President Barack Obama joined in the debate recently, suggesting U.S. legal curricula should take two years, not three. Dean Korn agrees that a two-year law degree could work for some, highly motivated students who will have virtually no break. The ABA accredits law schools, and currently requires 58,000 minutes of instruction for a J.D. degree. Dean Korn believes the three-year program will remain unless the ABA significantly liberalizes its accreditation requirements.
"I have been in legal education for over 25 years and I do not think it is possible to have someone learn the theory of the law, the doctrine of the law, and also develop the practical skills that are deemed necessary in today's law practice in two traditional (nine-month) academic years," Dean Korn noted.

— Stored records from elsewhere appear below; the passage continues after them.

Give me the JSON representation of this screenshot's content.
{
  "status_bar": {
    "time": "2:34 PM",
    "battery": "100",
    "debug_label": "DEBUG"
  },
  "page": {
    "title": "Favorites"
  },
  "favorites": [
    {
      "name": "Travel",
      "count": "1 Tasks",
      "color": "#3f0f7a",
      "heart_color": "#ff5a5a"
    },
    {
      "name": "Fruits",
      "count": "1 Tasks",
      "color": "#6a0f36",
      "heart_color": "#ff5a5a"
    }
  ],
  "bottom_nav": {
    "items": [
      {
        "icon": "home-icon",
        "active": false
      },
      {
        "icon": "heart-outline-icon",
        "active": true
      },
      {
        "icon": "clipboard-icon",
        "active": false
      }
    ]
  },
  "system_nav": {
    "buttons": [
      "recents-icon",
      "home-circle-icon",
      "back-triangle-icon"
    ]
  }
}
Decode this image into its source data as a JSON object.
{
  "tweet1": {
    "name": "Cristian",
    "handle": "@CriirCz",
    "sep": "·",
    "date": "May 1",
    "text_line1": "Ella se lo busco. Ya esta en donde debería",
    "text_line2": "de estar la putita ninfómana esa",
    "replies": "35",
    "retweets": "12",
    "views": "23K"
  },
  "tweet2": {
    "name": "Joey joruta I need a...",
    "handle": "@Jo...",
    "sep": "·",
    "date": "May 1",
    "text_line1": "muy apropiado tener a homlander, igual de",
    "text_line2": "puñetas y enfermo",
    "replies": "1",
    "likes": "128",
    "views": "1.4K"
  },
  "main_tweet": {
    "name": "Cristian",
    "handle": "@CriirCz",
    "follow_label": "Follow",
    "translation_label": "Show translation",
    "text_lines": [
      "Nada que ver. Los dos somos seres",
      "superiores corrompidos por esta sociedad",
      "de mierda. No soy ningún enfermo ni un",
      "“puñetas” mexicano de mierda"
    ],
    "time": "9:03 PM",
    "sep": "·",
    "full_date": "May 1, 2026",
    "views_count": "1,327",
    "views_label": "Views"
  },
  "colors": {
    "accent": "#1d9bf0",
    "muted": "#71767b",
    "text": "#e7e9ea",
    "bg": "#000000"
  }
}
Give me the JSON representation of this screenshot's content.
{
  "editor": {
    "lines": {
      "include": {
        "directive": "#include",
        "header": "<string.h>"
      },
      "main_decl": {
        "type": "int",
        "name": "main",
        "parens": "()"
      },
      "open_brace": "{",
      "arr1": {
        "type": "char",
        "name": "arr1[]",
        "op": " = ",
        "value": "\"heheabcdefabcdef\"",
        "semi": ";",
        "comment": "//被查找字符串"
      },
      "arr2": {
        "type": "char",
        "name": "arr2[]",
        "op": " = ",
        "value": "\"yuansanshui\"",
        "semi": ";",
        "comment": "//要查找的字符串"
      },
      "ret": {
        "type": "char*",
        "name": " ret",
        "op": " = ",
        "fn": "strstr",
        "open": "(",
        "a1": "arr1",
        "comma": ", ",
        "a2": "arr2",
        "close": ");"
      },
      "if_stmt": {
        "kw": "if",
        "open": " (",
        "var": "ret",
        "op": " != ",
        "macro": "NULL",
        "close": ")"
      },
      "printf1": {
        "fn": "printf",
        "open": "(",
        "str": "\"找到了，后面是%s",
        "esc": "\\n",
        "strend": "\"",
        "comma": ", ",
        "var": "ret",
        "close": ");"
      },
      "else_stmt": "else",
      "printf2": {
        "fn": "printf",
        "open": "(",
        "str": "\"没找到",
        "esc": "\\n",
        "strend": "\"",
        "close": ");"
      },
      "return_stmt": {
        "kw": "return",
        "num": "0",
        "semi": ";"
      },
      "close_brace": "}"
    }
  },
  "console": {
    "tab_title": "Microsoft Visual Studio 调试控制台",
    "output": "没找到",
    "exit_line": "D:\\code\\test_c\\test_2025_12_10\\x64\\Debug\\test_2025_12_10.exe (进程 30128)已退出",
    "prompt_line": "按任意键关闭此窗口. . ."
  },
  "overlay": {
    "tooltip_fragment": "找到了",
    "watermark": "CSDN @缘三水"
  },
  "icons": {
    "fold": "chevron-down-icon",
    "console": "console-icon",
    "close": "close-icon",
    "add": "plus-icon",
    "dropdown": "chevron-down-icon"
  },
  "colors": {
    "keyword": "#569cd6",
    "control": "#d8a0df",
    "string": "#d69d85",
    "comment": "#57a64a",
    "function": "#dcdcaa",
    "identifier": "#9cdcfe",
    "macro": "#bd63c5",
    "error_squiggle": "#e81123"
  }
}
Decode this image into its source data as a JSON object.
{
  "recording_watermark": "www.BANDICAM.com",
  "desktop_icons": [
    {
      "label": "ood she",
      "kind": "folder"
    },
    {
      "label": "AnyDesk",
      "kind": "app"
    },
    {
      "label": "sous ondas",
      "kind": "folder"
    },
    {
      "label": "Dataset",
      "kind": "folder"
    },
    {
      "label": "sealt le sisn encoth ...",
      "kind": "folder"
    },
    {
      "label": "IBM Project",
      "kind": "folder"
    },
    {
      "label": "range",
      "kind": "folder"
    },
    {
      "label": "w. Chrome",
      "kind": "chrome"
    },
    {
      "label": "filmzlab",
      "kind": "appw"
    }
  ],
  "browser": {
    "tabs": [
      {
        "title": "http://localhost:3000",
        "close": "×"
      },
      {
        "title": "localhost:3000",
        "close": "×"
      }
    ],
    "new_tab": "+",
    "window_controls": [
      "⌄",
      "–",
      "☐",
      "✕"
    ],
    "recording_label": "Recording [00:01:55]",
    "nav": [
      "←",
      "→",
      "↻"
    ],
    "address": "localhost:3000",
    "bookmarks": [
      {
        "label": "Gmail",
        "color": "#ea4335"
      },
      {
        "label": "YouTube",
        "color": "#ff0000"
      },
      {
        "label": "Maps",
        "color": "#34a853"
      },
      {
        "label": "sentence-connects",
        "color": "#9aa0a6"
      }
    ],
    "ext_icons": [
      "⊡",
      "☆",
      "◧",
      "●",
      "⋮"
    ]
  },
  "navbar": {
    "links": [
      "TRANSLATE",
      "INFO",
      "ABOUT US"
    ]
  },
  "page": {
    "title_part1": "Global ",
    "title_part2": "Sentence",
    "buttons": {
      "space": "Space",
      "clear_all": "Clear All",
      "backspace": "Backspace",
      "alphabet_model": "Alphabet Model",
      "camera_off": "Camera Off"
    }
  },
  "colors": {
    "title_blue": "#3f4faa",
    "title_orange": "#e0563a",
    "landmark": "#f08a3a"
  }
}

Gonzaga Law's Accelerated J.D. program has three terms per calendar year. To address the concern that students in accelerated programs have as much opportunity for internships and externships, Gonzaga's new two-year program requires 12 credits of experiential learning and allows for up to 15 credits of this practical, hands-on training. Also, the two-year program requires four semesters of legal research and writing — double that of many law schools.
"It is the responsibility of law schools to find solutions for the challenges of legal education," Dean Korn said "While it would be irresponsible to cut the education students receive, it would be equally imprudent to fail to adapt to the changing needs of the legal industry and law students."
The ABA report does not directly address President Obama's recent suggestion for a two-year curriculum. However, Task Force Chair Randall T. Shepard, former chief justice of the Indiana Supreme Court, called the proposal for two years "plausible enough that it's worth examining," according to the Wall Street Journal's Sept. 20 Law Blog.